• _The task_:
Where a line of the data holds the word "AppleScript", copy that line.

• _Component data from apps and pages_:
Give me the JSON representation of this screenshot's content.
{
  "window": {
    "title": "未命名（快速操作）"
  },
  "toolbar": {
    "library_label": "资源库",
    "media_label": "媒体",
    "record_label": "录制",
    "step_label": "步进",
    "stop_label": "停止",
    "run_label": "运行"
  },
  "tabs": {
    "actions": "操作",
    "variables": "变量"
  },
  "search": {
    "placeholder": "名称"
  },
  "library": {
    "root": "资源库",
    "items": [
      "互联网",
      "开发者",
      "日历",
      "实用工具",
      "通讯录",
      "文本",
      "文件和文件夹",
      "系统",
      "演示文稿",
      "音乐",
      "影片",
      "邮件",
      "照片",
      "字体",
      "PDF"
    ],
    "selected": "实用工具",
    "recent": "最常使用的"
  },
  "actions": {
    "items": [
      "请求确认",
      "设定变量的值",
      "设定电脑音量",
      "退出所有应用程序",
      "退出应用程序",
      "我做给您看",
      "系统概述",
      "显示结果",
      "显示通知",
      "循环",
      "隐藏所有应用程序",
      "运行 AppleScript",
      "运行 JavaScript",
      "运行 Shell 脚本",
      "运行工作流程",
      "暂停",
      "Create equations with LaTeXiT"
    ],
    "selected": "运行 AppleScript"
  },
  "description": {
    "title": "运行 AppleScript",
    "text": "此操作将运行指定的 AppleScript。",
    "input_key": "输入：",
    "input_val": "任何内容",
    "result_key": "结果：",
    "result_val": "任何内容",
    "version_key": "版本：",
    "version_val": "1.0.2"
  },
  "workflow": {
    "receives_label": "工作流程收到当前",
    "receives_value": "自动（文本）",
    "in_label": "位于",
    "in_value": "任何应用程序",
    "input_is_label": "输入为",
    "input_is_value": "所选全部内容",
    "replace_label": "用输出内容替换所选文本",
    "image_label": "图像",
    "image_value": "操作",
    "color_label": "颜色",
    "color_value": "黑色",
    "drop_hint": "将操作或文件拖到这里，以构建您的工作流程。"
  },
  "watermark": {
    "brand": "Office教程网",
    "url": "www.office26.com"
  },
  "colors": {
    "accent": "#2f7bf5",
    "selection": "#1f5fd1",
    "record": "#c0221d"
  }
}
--
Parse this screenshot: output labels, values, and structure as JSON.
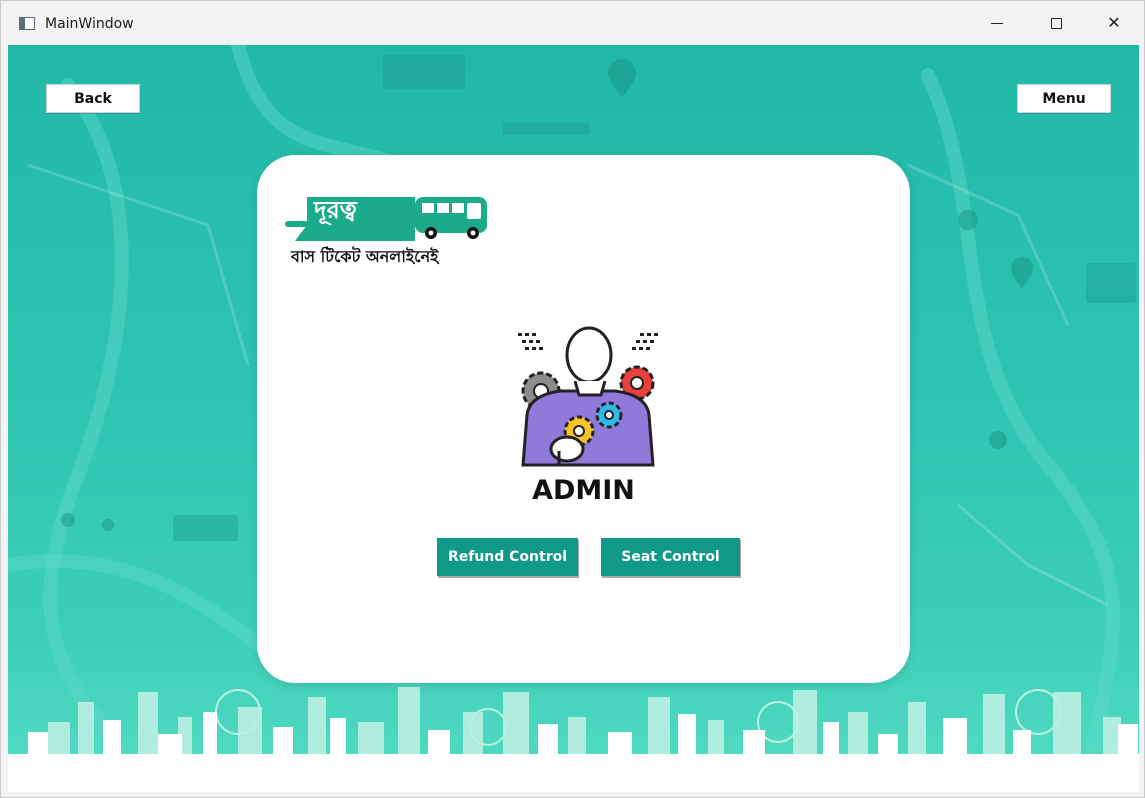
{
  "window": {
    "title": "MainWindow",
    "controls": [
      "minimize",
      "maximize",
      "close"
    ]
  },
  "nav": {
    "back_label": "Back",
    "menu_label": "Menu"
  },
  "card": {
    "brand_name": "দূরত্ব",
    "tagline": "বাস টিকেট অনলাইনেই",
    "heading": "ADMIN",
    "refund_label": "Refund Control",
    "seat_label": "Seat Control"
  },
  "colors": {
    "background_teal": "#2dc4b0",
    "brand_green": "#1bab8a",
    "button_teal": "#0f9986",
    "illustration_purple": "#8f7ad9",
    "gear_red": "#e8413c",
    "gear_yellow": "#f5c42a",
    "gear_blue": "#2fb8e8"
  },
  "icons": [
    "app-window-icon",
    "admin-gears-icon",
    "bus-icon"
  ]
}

• _Result for this exercise_:
      "运行 AppleScript",
    "selected": "运行 AppleScript"
    "title": "运行 AppleScript",
    "text": "此操作将运行指定的 AppleScript。",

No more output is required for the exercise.